The National Archives’ collection contains the Baltic-German artist Eveline von Maydell’s fond with about 1000 detail-rich scissor-cuts in it. In 2014 the National Archives and the Estonian Art Museum arranged a joint exhibition titled Eveline von Maydell. The Black-and-White World where about 200 scissor-cuts were displayed.
The preparatory work of the exhibition embraced the conservation of the collection and making storing wraps for the items. Above all, the fragility of the objects had to be kept in mind throughout the conservation process. The special skills and talent of the artist is in these pieces expressed in her minute details that would disappear forever if treated carelessly or applying unsuitable methods. And these were just the minute details that had been damaged most – being either wrinkled, grated or broken loose. Thus the main implements on the conservator’s table were the magnifier, needle, fine tweezers and brushes that helped to smooth the details millimetre by millimetre and then fix them on the base.
The glue was wheat-meal paste mixed with methylcellulose that had to be carried on the contact surfaces with a fine brush in minimum doses. What made the work complicated was that the black and matte scissor-cut was slightly sensitive to water and mechanical damages. The glue had been well chosen as it had a gelatinous consistence and was viscous, dried quickly and did not need long-time pressure.
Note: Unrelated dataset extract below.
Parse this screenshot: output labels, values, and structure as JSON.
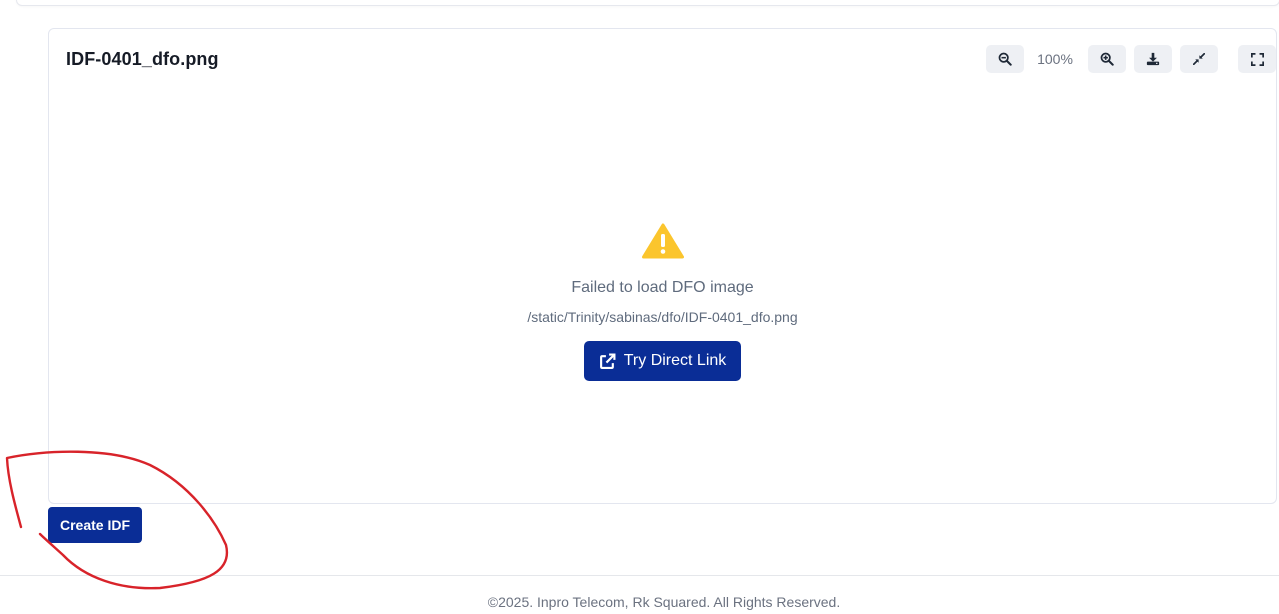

The artist herself had glued her silhouettes on the base with a single drop of glue only. Taking this into consideration, the conservators fixed only the most minute or most-damaged details.
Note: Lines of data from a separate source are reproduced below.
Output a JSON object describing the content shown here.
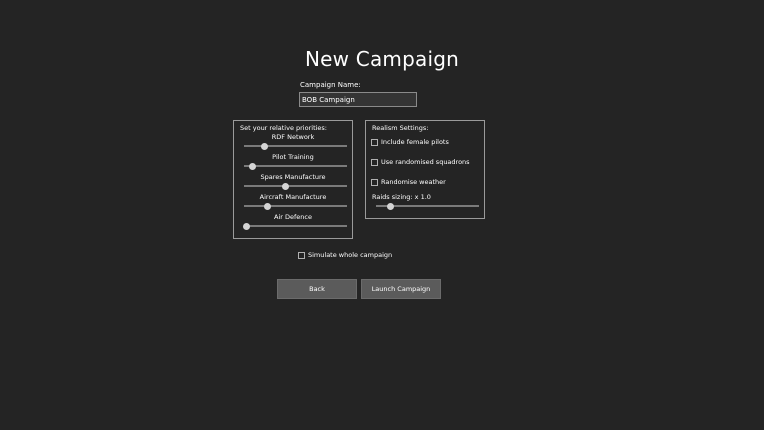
{
  "page": {
    "title": "New Campaign"
  },
  "campaign_name": {
    "label": "Campaign Name:",
    "value": "BOB Campaign"
  },
  "priorities": {
    "heading": "Set your relative priorities:",
    "sliders": [
      {
        "label": "RDF Network",
        "value": 0.2
      },
      {
        "label": "Pilot Training",
        "value": 0.08
      },
      {
        "label": "Spares Manufacture",
        "value": 0.4
      },
      {
        "label": "Aircraft Manufacture",
        "value": 0.23
      },
      {
        "label": "Air Defence",
        "value": 0.02
      }
    ]
  },
  "realism": {
    "heading": "Realism Settings:",
    "options": [
      {
        "label": "Include female pilots",
        "checked": false
      },
      {
        "label": "Use randomised squadrons",
        "checked": false
      },
      {
        "label": "Randomise weather",
        "checked": false
      }
    ],
    "raids_sizing": {
      "label": "Raids sizing: x 1.0",
      "value": 0.14
    }
  },
  "simulate": {
    "label": "Simulate whole campaign",
    "checked": false
  },
  "buttons": {
    "back": "Back",
    "launch": "Launch Campaign"
  },
  "colors": {
    "background": "#242424",
    "panel_border": "#9a9a9a",
    "button": "#5b5b5b",
    "thumb": "#d4d4d4"
  }
}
High quality, archive-safe Hahnemühle’s cardboard (300 and 400 g/square m) was used for the double wraps. The slip-sheets had to be slightly transparent and gently fix the scissor-cut. In order to protect the partially or totally loose fine scissor-cuts from further damages the surrounding material was provided with a micalent paper cover that could be easily folded onto the back for viewing or for display.
Work on Eveline Adelheid von Maydell’s scissor-cut collection was a time-consuming, but instructive assignment that offered us much beauty and satisfaction. The National Archives are really proud of having this magnificent collection to keep and to care for and will continue doing their best to continue doing it.